The third annual Kenai Classic Roundtable brought together stakeholders from all segments of the recreational fishing community on Aug. 19 to look at the 20-year future of recreational fishing.
Recreational fishing industry leaders discussed many potential challenges during the 2-1/2-hour event at the Soldotna Regional Sports Complex in Alaska and ultimately put forward a vision of growth for the recreational fishing community.
Panelists focused on the value of anglers as the economic drivers of the “user pays, public benefits” system of American conservation funding.
Through license fees, excise taxes on tackle and boating equipment and private donations, anglers contribute more than $1.5 billion annually to aquatic habitat restoration projects, a number that far exceeds any other user group.
These contributions, in conjunction with the manpower contributions that anglers provide as volunteers on habitat restorations projects, provided a message that resonated with the legislators in attendance.
“The perspective that this roundtable [lends] to where we’re going with sportfishing — not only here in the state of Alaska, but nationwide — is an important one,” U.S. Sen. Lisa Murkowski, R-Alaska, co-chairwoman of the Senate Oceans Caucus, said in a statement. “We know that here within this region this economy booms when fishing is strong … it allows us to have the economic base that is meaningful and significant, so that economic benefit is there.”
Murkowski joined Joe Balash, chief of staff for Sen. Dan Sullivan, R-Alaska, and a panel that focused on a long-term view of recreational fishing and the strategies necessary to ensure continued growth of the sport.
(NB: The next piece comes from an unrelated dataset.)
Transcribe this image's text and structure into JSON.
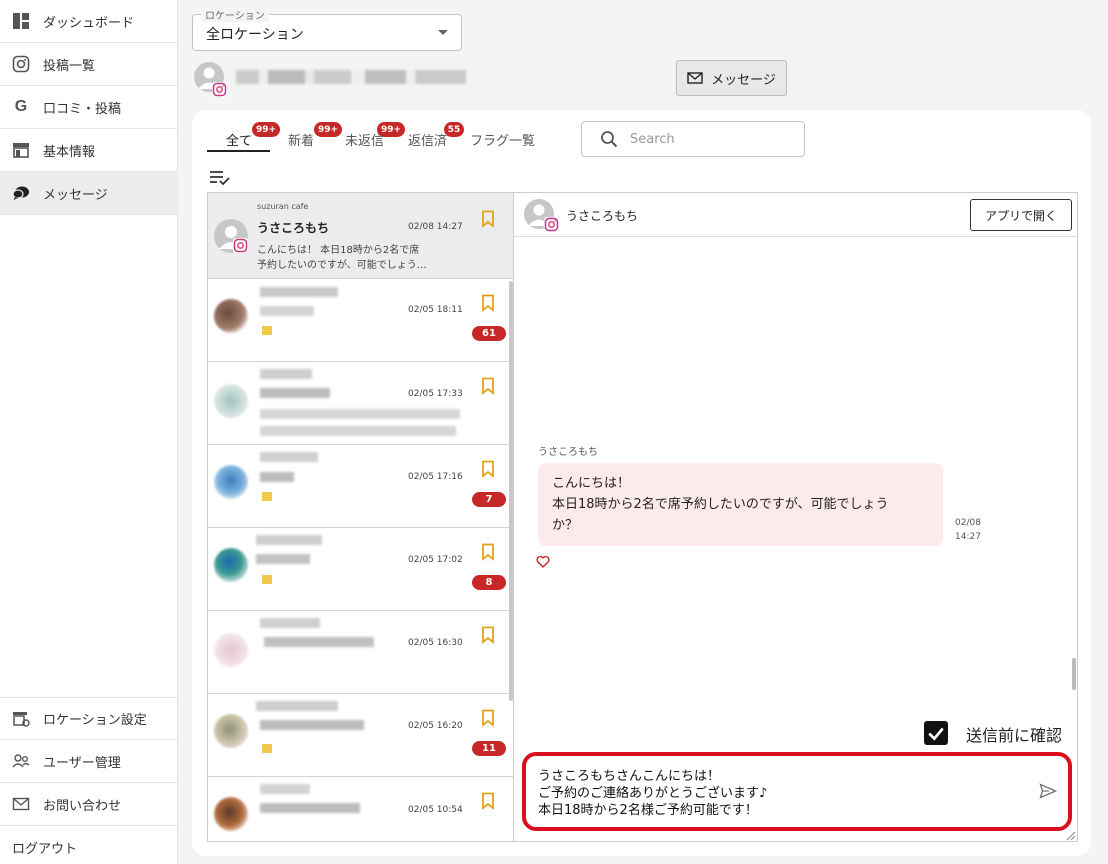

Together the panel put forward a vision in which recreational anglers are given appropriate consideration under the law in line with their cultural, economic and conservation effects.
The panel signaled a change in strategy for the growing recreational fishing coalition, one that presents a unified front for communication, advocacy and lobbying in order to better protect American anglers.
“Each panelist drove home the consistent theme of unity for our industry,” said Martin Peters, the panel’s moderator and the government relations manager for Yamaha Marine Group. “Unity among anglers. Unity among sportsmen. And ultimately, unity among all users of America’s waterways, regardless of how they fish, where they fish or why they fish.”
The panel’s championing of recreational anglers did not come at the expense of any other marine user group. In fact, the panel’s discussion culminated in Peters’ closing remarks, as he called for stakeholders to come together in pursuit of common benefits.
“If I were offering my advice and counsel to anyone engaged in issues surrounding recreational fisheries, I would advise them to pursue a mutual gains approach to resolving the problem,” he said, “and I think that we recreational anglers should sit down with commercial anglers, and that would be my hope for the next 20 years.”